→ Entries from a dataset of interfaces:
■ ■ ■ ■
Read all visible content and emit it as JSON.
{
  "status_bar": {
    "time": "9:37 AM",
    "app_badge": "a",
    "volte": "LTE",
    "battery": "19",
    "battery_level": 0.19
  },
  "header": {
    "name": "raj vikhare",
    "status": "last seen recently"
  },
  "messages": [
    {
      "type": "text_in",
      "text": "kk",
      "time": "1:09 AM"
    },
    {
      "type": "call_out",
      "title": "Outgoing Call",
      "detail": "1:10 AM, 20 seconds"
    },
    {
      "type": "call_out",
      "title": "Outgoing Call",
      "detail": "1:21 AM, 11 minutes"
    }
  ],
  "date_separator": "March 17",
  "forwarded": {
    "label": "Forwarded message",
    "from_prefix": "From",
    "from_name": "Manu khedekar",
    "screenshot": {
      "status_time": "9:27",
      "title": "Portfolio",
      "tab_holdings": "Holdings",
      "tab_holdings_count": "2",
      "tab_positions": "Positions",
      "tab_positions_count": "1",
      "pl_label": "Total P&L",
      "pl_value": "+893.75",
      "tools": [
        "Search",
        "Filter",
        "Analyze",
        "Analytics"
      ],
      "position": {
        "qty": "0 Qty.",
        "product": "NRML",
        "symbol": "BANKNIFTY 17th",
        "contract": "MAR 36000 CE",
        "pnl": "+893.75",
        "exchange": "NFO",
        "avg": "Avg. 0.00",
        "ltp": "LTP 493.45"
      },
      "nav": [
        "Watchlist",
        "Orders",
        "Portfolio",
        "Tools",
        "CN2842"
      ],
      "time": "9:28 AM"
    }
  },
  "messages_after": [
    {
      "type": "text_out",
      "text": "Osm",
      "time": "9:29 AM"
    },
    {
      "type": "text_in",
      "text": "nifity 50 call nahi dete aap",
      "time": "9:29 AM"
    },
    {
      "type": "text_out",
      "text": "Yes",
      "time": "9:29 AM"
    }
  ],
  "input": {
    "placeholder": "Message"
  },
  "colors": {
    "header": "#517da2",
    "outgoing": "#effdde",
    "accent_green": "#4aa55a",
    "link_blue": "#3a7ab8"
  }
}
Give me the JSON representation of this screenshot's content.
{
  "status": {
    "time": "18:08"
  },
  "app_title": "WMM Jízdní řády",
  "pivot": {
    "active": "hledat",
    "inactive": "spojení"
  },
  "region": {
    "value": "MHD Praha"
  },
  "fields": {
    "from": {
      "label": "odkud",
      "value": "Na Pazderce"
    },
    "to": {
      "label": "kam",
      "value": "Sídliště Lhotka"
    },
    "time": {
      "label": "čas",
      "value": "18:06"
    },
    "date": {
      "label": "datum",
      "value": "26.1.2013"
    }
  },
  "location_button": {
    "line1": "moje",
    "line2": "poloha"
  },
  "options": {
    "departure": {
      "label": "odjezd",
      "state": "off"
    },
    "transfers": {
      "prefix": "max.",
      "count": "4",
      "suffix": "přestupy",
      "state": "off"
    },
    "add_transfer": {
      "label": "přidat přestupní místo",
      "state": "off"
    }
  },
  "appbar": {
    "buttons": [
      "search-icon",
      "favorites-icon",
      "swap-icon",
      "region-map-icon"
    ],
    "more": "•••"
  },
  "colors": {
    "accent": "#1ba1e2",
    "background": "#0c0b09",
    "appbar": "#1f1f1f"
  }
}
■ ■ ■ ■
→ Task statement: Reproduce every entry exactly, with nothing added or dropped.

→ Written response:
Read all visible content and emit it as JSON.
{
  "status_bar": {
    "time": "9:37 AM",
    "app_badge": "a",
    "volte": "LTE",
    "battery": "19",
    "battery_level": 0.19
  },
  "header": {
    "name": "raj vikhare",
    "status": "last seen recently"
  },
  "messages": [
    {
      "type": "text_in",
      "text": "kk",
      "time": "1:09 AM"
    },
    {
      "type": "call_out",
      "title": "Outgoing Call",
      "detail": "1:10 AM, 20 seconds"
    },
    {
      "type": "call_out",
      "title": "Outgoing Call",
      "detail": "1:21 AM, 11 minutes"
    }
  ],
  "date_separator": "March 17",
  "forwarded": {
    "label": "Forwarded message",
    "from_prefix": "From",
    "from_name": "Manu khedekar",
    "screenshot": {
      "status_time": "9:27",
      "title": "Portfolio",
      "tab_holdings": "Holdings",
      "tab_holdings_count": "2",
      "tab_positions": "Positions",
      "tab_positions_count": "1",
      "pl_label": "Total P&L",
      "pl_value": "+893.75",
      "tools": [
        "Search",
        "Filter",
        "Analyze",
        "Analytics"
      ],
      "position": {
        "qty": "0 Qty.",
        "product": "NRML",
        "symbol": "BANKNIFTY 17th",
        "contract": "MAR 36000 CE",
        "pnl": "+893.75",
        "exchange": "NFO",
        "avg": "Avg. 0.00",
        "ltp": "LTP 493.45"
      },
      "nav": [
        "Watchlist",
        "Orders",
        "Portfolio",
        "Tools",
        "CN2842"
      ],
      "time": "9:28 AM"
    }
  },
  "messages_after": [
    {
      "type": "text_out",
      "text": "Osm",
      "time": "9:29 AM"
    },
    {
      "type": "text_in",
      "text": "nifity 50 call nahi dete aap",
      "time": "9:29 AM"
    },
    {
      "type": "text_out",
      "text": "Yes",
      "time": "9:29 AM"
    }
  ],
  "input": {
    "placeholder": "Message"
  },
  "colors": {
    "header": "#517da2",
    "outgoing": "#effdde",
    "accent_green": "#4aa55a",
    "link_blue": "#3a7ab8"
  }
}
Give me the JSON representation of this screenshot's content.
{
  "status": {
    "time": "18:08"
  },
  "app_title": "WMM Jízdní řády",
  "pivot": {
    "active": "hledat",
    "inactive": "spojení"
  },
  "region": {
    "value": "MHD Praha"
  },
  "fields": {
    "from": {
      "label": "odkud",
      "value": "Na Pazderce"
    },
    "to": {
      "label": "kam",
      "value": "Sídliště Lhotka"
    },
    "time": {
      "label": "čas",
      "value": "18:06"
    },
    "date": {
      "label": "datum",
      "value": "26.1.2013"
    }
  },
  "location_button": {
    "line1": "moje",
    "line2": "poloha"
  },
  "options": {
    "departure": {
      "label": "odjezd",
      "state": "off"
    },
    "transfers": {
      "prefix": "max.",
      "count": "4",
      "suffix": "přestupy",
      "state": "off"
    },
    "add_transfer": {
      "label": "přidat přestupní místo",
      "state": "off"
    }
  },
  "appbar": {
    "buttons": [
      "search-icon",
      "favorites-icon",
      "swap-icon",
      "region-map-icon"
    ],
    "more": "•••"
  },
  "colors": {
    "accent": "#1ba1e2",
    "background": "#0c0b09",
    "appbar": "#1f1f1f"
  }
}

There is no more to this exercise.